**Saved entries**
---*---

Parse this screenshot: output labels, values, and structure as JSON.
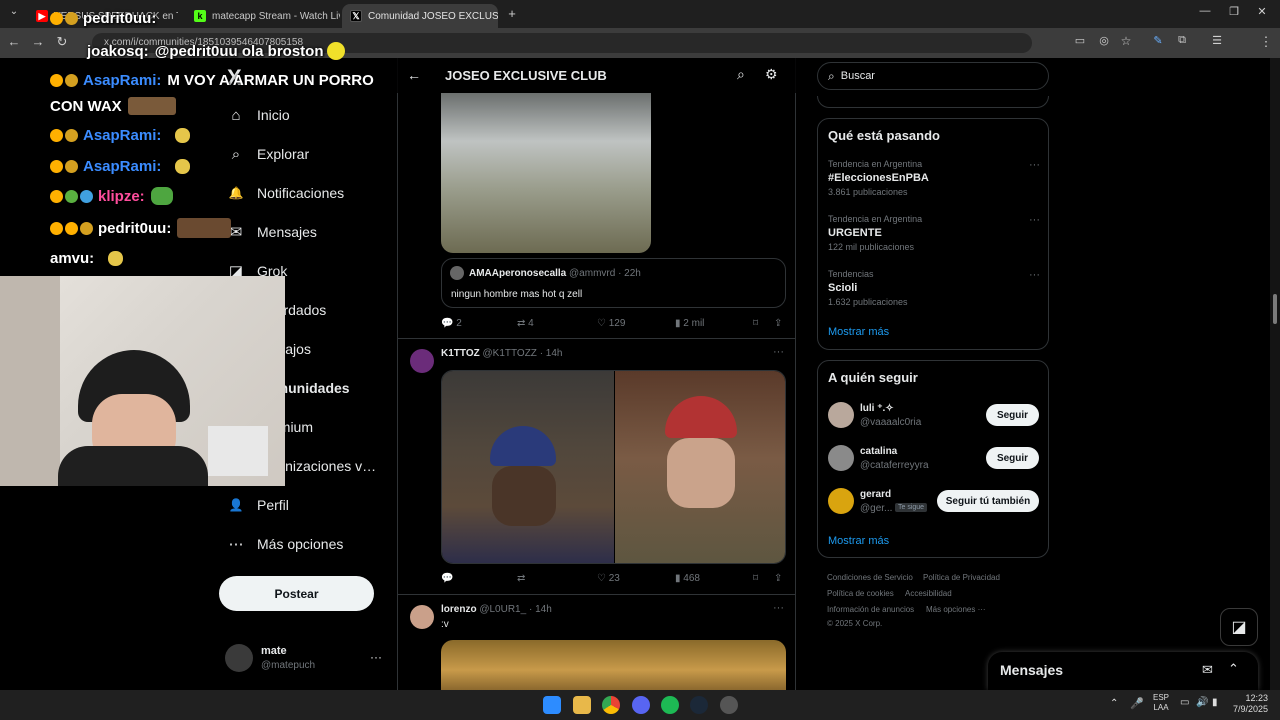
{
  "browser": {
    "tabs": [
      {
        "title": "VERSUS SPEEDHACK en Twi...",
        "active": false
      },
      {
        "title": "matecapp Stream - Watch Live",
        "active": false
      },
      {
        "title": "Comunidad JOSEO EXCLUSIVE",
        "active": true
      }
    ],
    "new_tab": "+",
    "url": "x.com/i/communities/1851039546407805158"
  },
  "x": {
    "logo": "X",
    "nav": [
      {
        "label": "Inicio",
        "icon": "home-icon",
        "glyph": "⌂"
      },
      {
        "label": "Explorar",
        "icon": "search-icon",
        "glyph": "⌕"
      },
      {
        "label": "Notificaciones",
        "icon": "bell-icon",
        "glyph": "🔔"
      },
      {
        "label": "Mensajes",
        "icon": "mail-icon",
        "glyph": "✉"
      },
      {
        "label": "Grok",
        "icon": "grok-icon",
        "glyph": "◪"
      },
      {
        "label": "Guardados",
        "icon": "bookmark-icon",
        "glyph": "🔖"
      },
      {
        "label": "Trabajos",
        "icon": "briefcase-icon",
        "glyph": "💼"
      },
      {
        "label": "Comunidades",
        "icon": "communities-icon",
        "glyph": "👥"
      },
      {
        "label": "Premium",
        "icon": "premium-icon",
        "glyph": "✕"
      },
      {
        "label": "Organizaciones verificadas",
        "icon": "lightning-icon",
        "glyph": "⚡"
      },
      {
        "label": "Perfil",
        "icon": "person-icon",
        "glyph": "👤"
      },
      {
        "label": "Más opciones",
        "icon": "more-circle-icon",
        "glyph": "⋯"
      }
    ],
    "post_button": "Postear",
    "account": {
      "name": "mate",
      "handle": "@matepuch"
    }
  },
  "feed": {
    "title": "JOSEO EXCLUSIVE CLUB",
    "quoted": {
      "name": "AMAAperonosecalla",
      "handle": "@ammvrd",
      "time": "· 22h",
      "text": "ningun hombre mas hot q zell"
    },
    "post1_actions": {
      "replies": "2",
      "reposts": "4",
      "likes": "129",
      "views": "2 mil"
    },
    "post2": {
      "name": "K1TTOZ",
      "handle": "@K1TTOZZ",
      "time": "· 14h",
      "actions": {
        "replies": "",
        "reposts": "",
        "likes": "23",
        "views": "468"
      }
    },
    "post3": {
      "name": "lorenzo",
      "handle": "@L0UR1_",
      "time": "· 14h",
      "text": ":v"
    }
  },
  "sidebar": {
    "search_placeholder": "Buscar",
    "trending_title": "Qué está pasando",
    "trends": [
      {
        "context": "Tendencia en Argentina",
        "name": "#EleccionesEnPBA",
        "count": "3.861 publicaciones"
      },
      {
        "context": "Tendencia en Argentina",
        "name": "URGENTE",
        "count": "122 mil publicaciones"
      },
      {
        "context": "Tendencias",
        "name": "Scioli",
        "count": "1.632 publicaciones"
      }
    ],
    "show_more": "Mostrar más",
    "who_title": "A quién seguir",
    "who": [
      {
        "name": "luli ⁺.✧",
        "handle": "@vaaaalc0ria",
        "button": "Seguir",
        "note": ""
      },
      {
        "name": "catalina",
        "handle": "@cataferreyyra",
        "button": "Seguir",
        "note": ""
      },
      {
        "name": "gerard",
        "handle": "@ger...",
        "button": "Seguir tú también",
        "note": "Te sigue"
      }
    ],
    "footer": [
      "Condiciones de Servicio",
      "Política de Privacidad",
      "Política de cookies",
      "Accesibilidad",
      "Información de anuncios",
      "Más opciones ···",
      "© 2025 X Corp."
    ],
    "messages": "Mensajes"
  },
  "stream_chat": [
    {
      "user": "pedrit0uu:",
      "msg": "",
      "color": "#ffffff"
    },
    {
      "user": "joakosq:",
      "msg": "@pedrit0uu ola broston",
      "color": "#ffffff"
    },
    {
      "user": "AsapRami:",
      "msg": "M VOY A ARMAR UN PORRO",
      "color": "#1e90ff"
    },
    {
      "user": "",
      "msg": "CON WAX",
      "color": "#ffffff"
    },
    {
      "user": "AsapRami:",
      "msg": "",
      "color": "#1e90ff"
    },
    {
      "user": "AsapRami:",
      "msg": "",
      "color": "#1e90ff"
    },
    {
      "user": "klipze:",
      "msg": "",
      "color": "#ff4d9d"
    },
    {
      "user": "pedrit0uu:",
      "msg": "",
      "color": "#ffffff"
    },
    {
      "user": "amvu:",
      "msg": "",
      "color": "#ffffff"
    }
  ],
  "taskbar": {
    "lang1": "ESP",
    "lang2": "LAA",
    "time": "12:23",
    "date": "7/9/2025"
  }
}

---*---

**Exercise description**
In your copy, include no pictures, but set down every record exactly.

**Solution**
Parse this screenshot: output labels, values, and structure as JSON.
{
  "browser": {
    "tabs": [
      {
        "title": "VERSUS SPEEDHACK en Twi...",
        "active": false
      },
      {
        "title": "matecapp Stream - Watch Live",
        "active": false
      },
      {
        "title": "Comunidad JOSEO EXCLUSIVE",
        "active": true
      }
    ],
    "new_tab": "+",
    "url": "x.com/i/communities/1851039546407805158"
  },
  "x": {
    "logo": "X",
    "nav": [
      {
        "label": "Inicio",
        "icon": "home-icon",
        "glyph": "⌂"
      },
      {
        "label": "Explorar",
        "icon": "search-icon",
        "glyph": "⌕"
      },
      {
        "label": "Notificaciones",
        "icon": "bell-icon",
        "glyph": "🔔"
      },
      {
        "label": "Mensajes",
        "icon": "mail-icon",
        "glyph": "✉"
      },
      {
        "label": "Grok",
        "icon": "grok-icon",
        "glyph": "◪"
      },
      {
        "label": "Guardados",
        "icon": "bookmark-icon",
        "glyph": "🔖"
      },
      {
        "label": "Trabajos",
        "icon": "briefcase-icon",
        "glyph": "💼"
      },
      {
        "label": "Comunidades",
        "icon": "communities-icon",
        "glyph": "👥"
      },
      {
        "label": "Premium",
        "icon": "premium-icon",
        "glyph": "✕"
      },
      {
        "label": "Organizaciones verificadas",
        "icon": "lightning-icon",
        "glyph": "⚡"
      },
      {
        "label": "Perfil",
        "icon": "person-icon",
        "glyph": "👤"
      },
      {
        "label": "Más opciones",
        "icon": "more-circle-icon",
        "glyph": "⋯"
      }
    ],
    "post_button": "Postear",
    "account": {
      "name": "mate",
      "handle": "@matepuch"
    }
  },
  "feed": {
    "title": "JOSEO EXCLUSIVE CLUB",
    "quoted": {
      "name": "AMAAperonosecalla",
      "handle": "@ammvrd",
      "time": "· 22h",
      "text": "ningun hombre mas hot q zell"
    },
    "post1_actions": {
      "replies": "2",
      "reposts": "4",
      "likes": "129",
      "views": "2 mil"
    },
    "post2": {
      "name": "K1TTOZ",
      "handle": "@K1TTOZZ",
      "time": "· 14h",
      "actions": {
        "replies": "",
        "reposts": "",
        "likes": "23",
        "views": "468"
      }
    },
    "post3": {
      "name": "lorenzo",
      "handle": "@L0UR1_",
      "time": "· 14h",
      "text": ":v"
    }
  },
  "sidebar": {
    "search_placeholder": "Buscar",
    "trending_title": "Qué está pasando",
    "trends": [
      {
        "context": "Tendencia en Argentina",
        "name": "#EleccionesEnPBA",
        "count": "3.861 publicaciones"
      },
      {
        "context": "Tendencia en Argentina",
        "name": "URGENTE",
        "count": "122 mil publicaciones"
      },
      {
        "context": "Tendencias",
        "name": "Scioli",
        "count": "1.632 publicaciones"
      }
    ],
    "show_more": "Mostrar más",
    "who_title": "A quién seguir",
    "who": [
      {
        "name": "luli ⁺.✧",
        "handle": "@vaaaalc0ria",
        "button": "Seguir",
        "note": ""
      },
      {
        "name": "catalina",
        "handle": "@cataferreyyra",
        "button": "Seguir",
        "note": ""
      },
      {
        "name": "gerard",
        "handle": "@ger...",
        "button": "Seguir tú también",
        "note": "Te sigue"
      }
    ],
    "footer": [
      "Condiciones de Servicio",
      "Política de Privacidad",
      "Política de cookies",
      "Accesibilidad",
      "Información de anuncios",
      "Más opciones ···",
      "© 2025 X Corp."
    ],
    "messages": "Mensajes"
  },
  "stream_chat": [
    {
      "user": "pedrit0uu:",
      "msg": "",
      "color": "#ffffff"
    },
    {
      "user": "joakosq:",
      "msg": "@pedrit0uu ola broston",
      "color": "#ffffff"
    },
    {
      "user": "AsapRami:",
      "msg": "M VOY A ARMAR UN PORRO",
      "color": "#1e90ff"
    },
    {
      "user": "",
      "msg": "CON WAX",
      "color": "#ffffff"
    },
    {
      "user": "AsapRami:",
      "msg": "",
      "color": "#1e90ff"
    },
    {
      "user": "AsapRami:",
      "msg": "",
      "color": "#1e90ff"
    },
    {
      "user": "klipze:",
      "msg": "",
      "color": "#ff4d9d"
    },
    {
      "user": "pedrit0uu:",
      "msg": "",
      "color": "#ffffff"
    },
    {
      "user": "amvu:",
      "msg": "",
      "color": "#ffffff"
    }
  ],
  "taskbar": {
    "lang1": "ESP",
    "lang2": "LAA",
    "time": "12:23",
    "date": "7/9/2025"
  }
}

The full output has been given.